CANADIAN RAILWAY OFFICE OF ARBITRATION
CASE NO. 1726
Heard at Montreal Tuesday, December 8, 1987
QUEBEC NORTH SHORE & LABRADOR RAILWAY
UNITED TRANSPORTATION UNION
Spotting limestone with tractor and IOC supervision.
JOINT STATEMENT OF ISSUE:
The Union grieves alleging that the spotting of limestone for unloading is the responsibility of the Carol Yard Crews and that Preamble # 4 was not respected.
The Railway contends that the contract was not violated by the spotting of cars with a tractor for unloading the lime- stone.
FOR THE UNION: FOR THE COMPANY:
(SGD) JACQUES ROY (SGD) A. BELLIVEAU
General Chairman Superintendent, Labour Relations
There appeared on behalf of the Company:
D. Manzo – Counsel, Montreal
L. Lagac – Superintendent, Labour Relations, Sept-Iles
D. Thomas – Trainmaster, Sept-Iles
J. Y. Nadeau – Superintendent Transportation, Sept-Iles
K. D. Turriff – Superintendent Maintenance of Equipment
P. Caouette – Counsel, Montreal
And on behalf of the Union:
R. Cleary – Counsel, Montreal
AWARD OF THE ARBITRATOR
The Union asserts that it has exclusive jurisdiction over the spotting of limestone cars during the course of unloading on the newly established limestone track in the Labrador City Yard. Its grievance is based on the terms of Article 1 of the Preamble to the Collective Agreement, which provides as follows:
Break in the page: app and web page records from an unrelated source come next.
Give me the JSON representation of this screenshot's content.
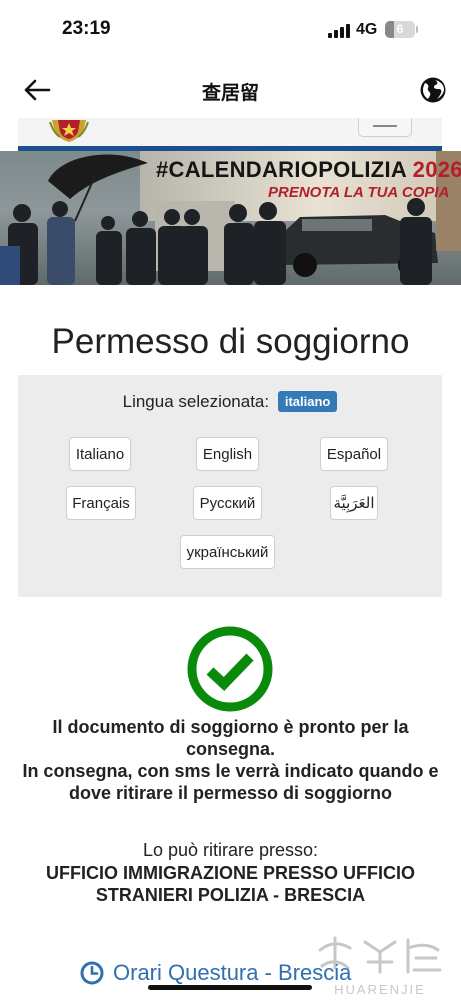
{
  "status_bar": {
    "time": "23:19",
    "network": "4G",
    "battery": "6",
    "battery_level_percent": 6
  },
  "nav": {
    "title": "查居留",
    "back_icon": "arrow-left-icon",
    "globe_icon": "globe-icon"
  },
  "banner": {
    "title_prefix": "#CALENDARIOPOLIZIA ",
    "title_year": "2026",
    "subtitle": "PRENOTA LA TUA COPIA"
  },
  "page": {
    "title": "Permesso di soggiorno"
  },
  "language": {
    "label": "Lingua selezionata:",
    "selected": "italiano",
    "options": [
      "Italiano",
      "English",
      "Español",
      "Français",
      "Русский",
      "العَرَبِيَّة",
      "український"
    ]
  },
  "status": {
    "line1": "Il documento di soggiorno è pronto per la consegna.",
    "line2": "In consegna, con sms le verrà indicato quando e dove ritirare il permesso di soggiorno",
    "icon": "check-circle-icon",
    "color": "#0a8a0a"
  },
  "pickup": {
    "label": "Lo può ritirare presso:",
    "office": "UFFICIO IMMIGRAZIONE PRESSO UFFICIO STRANIERI POLIZIA - BRESCIA"
  },
  "hours_link": {
    "label": "Orari Questura - Brescia",
    "icon": "clock-icon"
  },
  "watermark": {
    "text": "HUARENJIE"
  },
  "colors": {
    "accent": "#337ab7",
    "link": "#2f6fb2",
    "header_rule": "#1c4f8f",
    "success": "#0a8a0a"
  }
}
Q.N.S.&.L. train crews employed at Labrador City will have "protected rights" to Yard Service at Labrador City as presently established including short turn-around freight and passenger service to Ross Bay Junction.
The issue is whether the Union can demonstrate established rights to the spotting of cars for the purposes of unloading in these circumstances. If, for example, it could show that in the past the Company had consistently used yard crews to spot cars during similar unloading operations, the grievance would be well founded. It has not, however, succeeded in doing so.
While a number of representations were made with respect to the nature of the practice of loading and unloading various types of cars within the Labrador City Yard, what emerges beyond dispute is that for years various kinds of cars have been spotted using either a car puller or, on occasion, a tractor or back-hoe. This is particularly so during the continuous loading and unloading operations which may span the better part of a twenty-four hour day. It appears that the only time that a yard engine is used to spot cars in these circumstances is when the alternative mode of equipment has broken down or, because of the steepness of a grade, safety requires the use of a locomotive for spotting. On the basis of the material before me I am satisfied that the use of a yard locomotive for spotting during the loading and unloading of materials such as limestone is the exception rather than the rule. In this grievance the onus is upon the Union to establish the right which it asserts. It has failed to do so, and the grievance must therefore be dismissed.
(sgd.) MICHEL G. PICHER